Don’t pay full price when you can get free or discounted magazine copies and subscriptions.
For about 20 years I subscribed to the film magazine Empire (yes I was a young movie addict), but I stopped reading it a few years ago as even special offers and discounts couldn’t justify the price.
However, I’ve found a way to read Empire – and more – for free each month. Hurray!
Here’s how, plus five other ways you can cut back on your magazine spend.
1. Get free digital magazines from your library
Libraries don’t just lend books and DVDs – you can now borrow digitally. As well as (non-Kindle) e-books, magazines are available via your library’s Zinio service.
You just need to join your local library and sign up online. Not every library will have it, and the selection of magazines will vary (some incredibly random!), but there will probably be something that interests you.
Once signed up you can access different magazines which can be downloaded to your tablet, phone or viewed on a computer. It doesn’t take much getting used to reading them on a tablet; an extra bonus is you can zoom in on any bits that are a little too small to read.

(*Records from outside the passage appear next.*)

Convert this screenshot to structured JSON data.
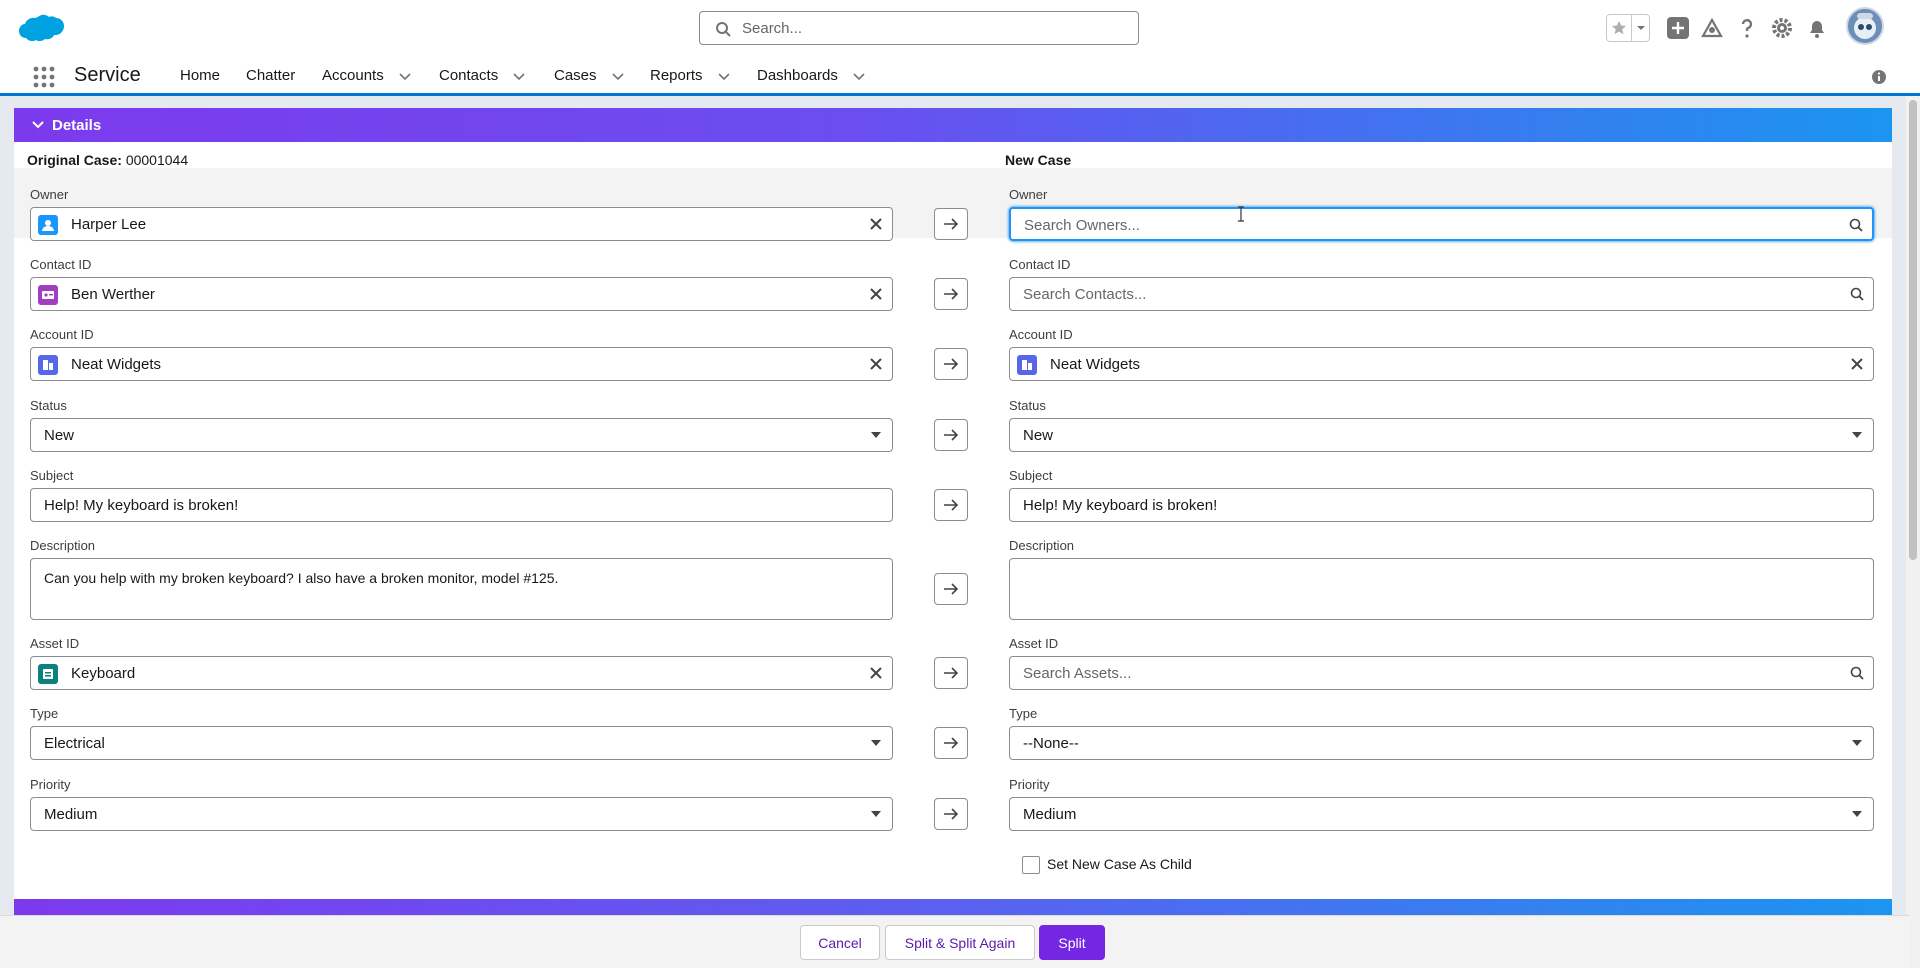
{
  "header": {
    "search_placeholder": "Search...",
    "app_name": "Service"
  },
  "nav": {
    "items": [
      {
        "label": "Home"
      },
      {
        "label": "Chatter"
      },
      {
        "label": "Accounts"
      },
      {
        "label": "Contacts"
      },
      {
        "label": "Cases"
      },
      {
        "label": "Reports"
      },
      {
        "label": "Dashboards"
      }
    ]
  },
  "section": {
    "title": "Details",
    "original_label": "Original Case:",
    "original_number": "00001044",
    "new_label": "New Case"
  },
  "original": {
    "owner_label": "Owner",
    "owner_value": "Harper Lee",
    "contact_label": "Contact ID",
    "contact_value": "Ben Werther",
    "account_label": "Account ID",
    "account_value": "Neat Widgets",
    "status_label": "Status",
    "status_value": "New",
    "subject_label": "Subject",
    "subject_value": "Help! My keyboard is broken!",
    "description_label": "Description",
    "description_value": "Can you help with my broken keyboard? I also have a broken monitor, model #125.",
    "asset_label": "Asset ID",
    "asset_value": "Keyboard",
    "type_label": "Type",
    "type_value": "Electrical",
    "priority_label": "Priority",
    "priority_value": "Medium"
  },
  "newcase": {
    "owner_label": "Owner",
    "owner_placeholder": "Search Owners...",
    "contact_label": "Contact ID",
    "contact_placeholder": "Search Contacts...",
    "account_label": "Account ID",
    "account_value": "Neat Widgets",
    "status_label": "Status",
    "status_value": "New",
    "subject_label": "Subject",
    "subject_value": "Help! My keyboard is broken!",
    "description_label": "Description",
    "description_value": "",
    "asset_label": "Asset ID",
    "asset_placeholder": "Search Assets...",
    "type_label": "Type",
    "type_value": "--None--",
    "priority_label": "Priority",
    "priority_value": "Medium",
    "child_checkbox_label": "Set New Case As Child",
    "child_checked": false
  },
  "footer": {
    "cancel": "Cancel",
    "split_again": "Split & Split Again",
    "split": "Split"
  },
  "colors": {
    "brand": "#7526e3",
    "focus": "#1b96ff",
    "nav_accent": "#0176d3"
  }
}
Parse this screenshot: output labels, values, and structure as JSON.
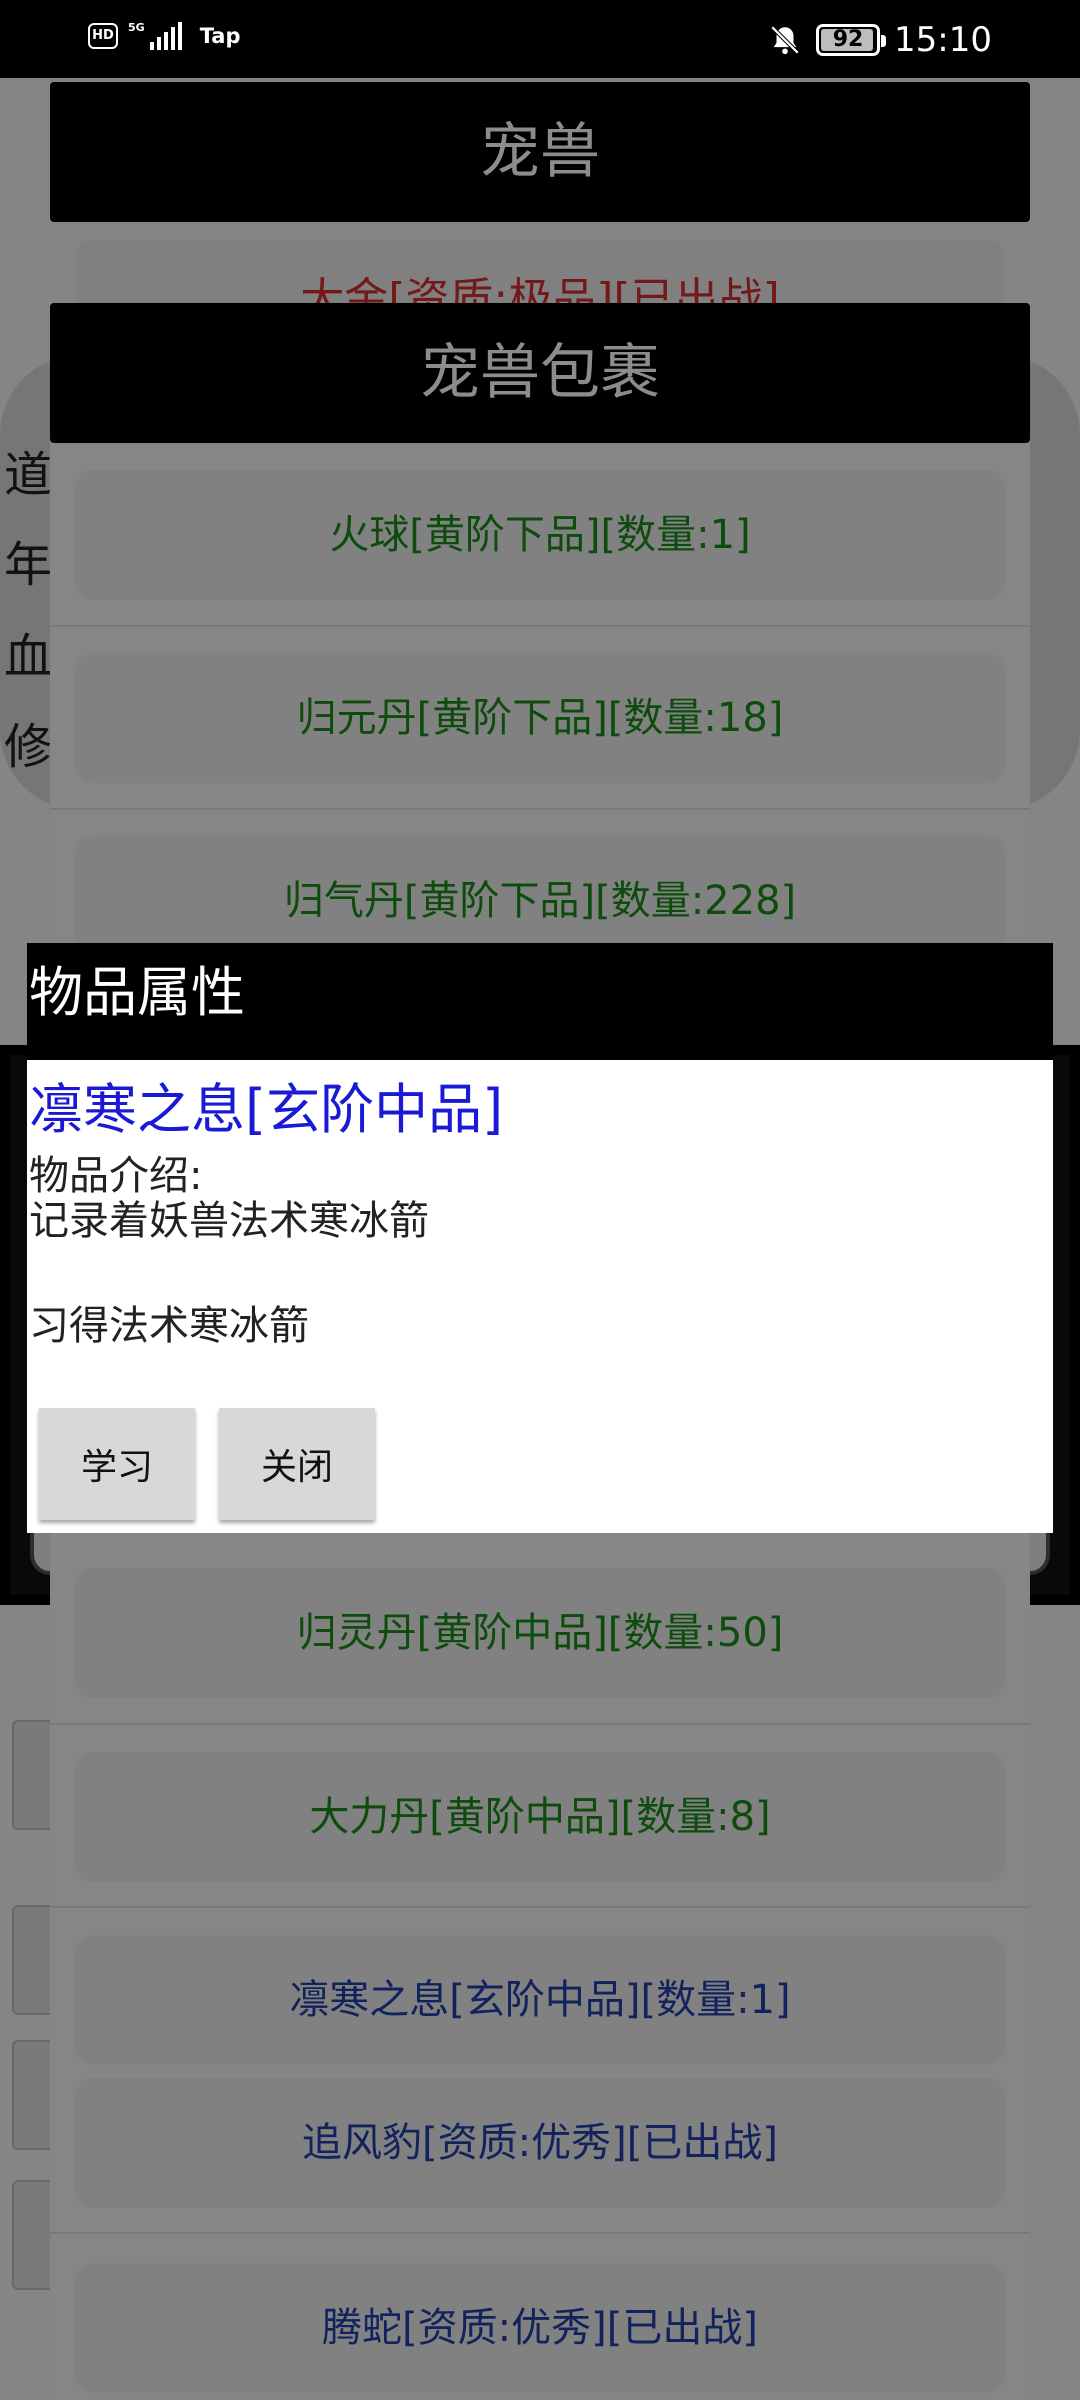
{
  "status_bar": {
    "hd_label": "HD",
    "network_label": "5G",
    "carrier": "Tap",
    "battery_level": "92",
    "time": "15:10"
  },
  "background": {
    "stat_labels": [
      "道",
      "年",
      "血",
      "修"
    ],
    "side_buttons": [
      "",
      "",
      "",
      ""
    ]
  },
  "pet_window": {
    "title": "宠兽",
    "first_row": "大金[资质:极品][已出战]"
  },
  "bag_window": {
    "title": "宠兽包裹",
    "items": [
      {
        "label": "火球[黄阶下品][数量:1]",
        "color": "green"
      },
      {
        "label": "归元丹[黄阶下品][数量:18]",
        "color": "green"
      },
      {
        "label": "归气丹[黄阶下品][数量:228]",
        "color": "green"
      },
      {
        "label": "归灵丹[黄阶中品][数量:50]",
        "color": "green"
      },
      {
        "label": "大力丹[黄阶中品][数量:8]",
        "color": "green"
      },
      {
        "label": "凛寒之息[玄阶中品][数量:1]",
        "color": "blue"
      },
      {
        "label": "追风豹[资质:优秀][已出战]",
        "color": "blue"
      },
      {
        "label": "腾蛇[资质:优秀][已出战]",
        "color": "blue"
      }
    ]
  },
  "item_dialog": {
    "title": "物品属性",
    "item_name": "凛寒之息[玄阶中品]",
    "description_label": "物品介绍:",
    "description": "记录着妖兽法术寒冰箭",
    "effect": "习得法术寒冰箭",
    "learn_button": "学习",
    "close_button": "关闭"
  }
}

I’ve already downloaded Empire, Lonely Planet, Radio Times and Wallpaper for free, and my wife has chosen Vogue (it’s the American version for some reason), Good Housekeeping and Newsweek – and there are dozens and dozens of other options.
2. Try a multi-magazine digital subscription with Readly
If you don’t have Zinio at your library, you can get a free two week trial of Readly. This has hundreds of titles, many of them designed specifically for tablets making them a far more interactive read.
If you’ve got an NUS card (again, you should, here’s how to get one even if you’re not a student) you can get the first two months for £5.
Once the trial ends it’s a bit pricey at £7.99 a month. However, it’s not bad value if you’d normally buy two magazines a month – and even better if you can split the subscription with friends or family.
3. Buy a cut price subscription online
If print is more your thing, never pay full price for a subscription. You’ll almost always be able to find a cheaper deal online.
If you have Tesco Clubcard vouchers, you can save well over 50% on a variety of titles. A 12 month subscription for a major title should cost between £12 to £18.
Sites such as Great Magazines and iSubscribe offer money off full price, though you’re unlikely to get more than 40% off. Occasionally you can also get a free voucher (eg Amazon or Ticketmaster) with a reduced subscription.
From time to time deals appear on deals sites too. We got a year of Vogue for £19 last year from Bespoke Offers – a rare discount.
These are the best to check
4. Look for vouchers in papers
At the end of each month coupons often appear to get one of the leading women’s fashion titles (and occasionally men’s lifestyle ones) for just £1.
The idea is to clear old editions before new additions hit the newsstands, so stock can often be limited.
I’ve noticed these in Metro quite often, which has a digital version you can print from.
5. Haggle for trials and discounts
I’m constantly called by the Empire sales team as a former subscriber. At one point I got 12 issues for less than £10!
There’s no reason you won’t be able to haggle with the magazine publisher direct. Go to their website to find the number and see what you can get.
Just make sure you cancel before the full Direct Debit starts.
6. Get a weekend newspaper magazine for free
Weekend papers have a good range of magazines, particularly for food and style. If you have a Waitrose or Booths supermarket near you, their loyalty schemes give you a free paper if you spend £10.
Anyone in a big city can also pick up a free magazine a few days of the week – and some are available online for everyone else. Timeout is London only, but Shortlist, Stylist and Sport have a wider distribution (the latter can also be downloaded for free). The NME is free too and you can pick up a copy at these locations.
There are also a variety of free digital issues on Google Play Newsstand app. Often these are “try a free issue” offers, while O2 Priority members can often pick up a copy too.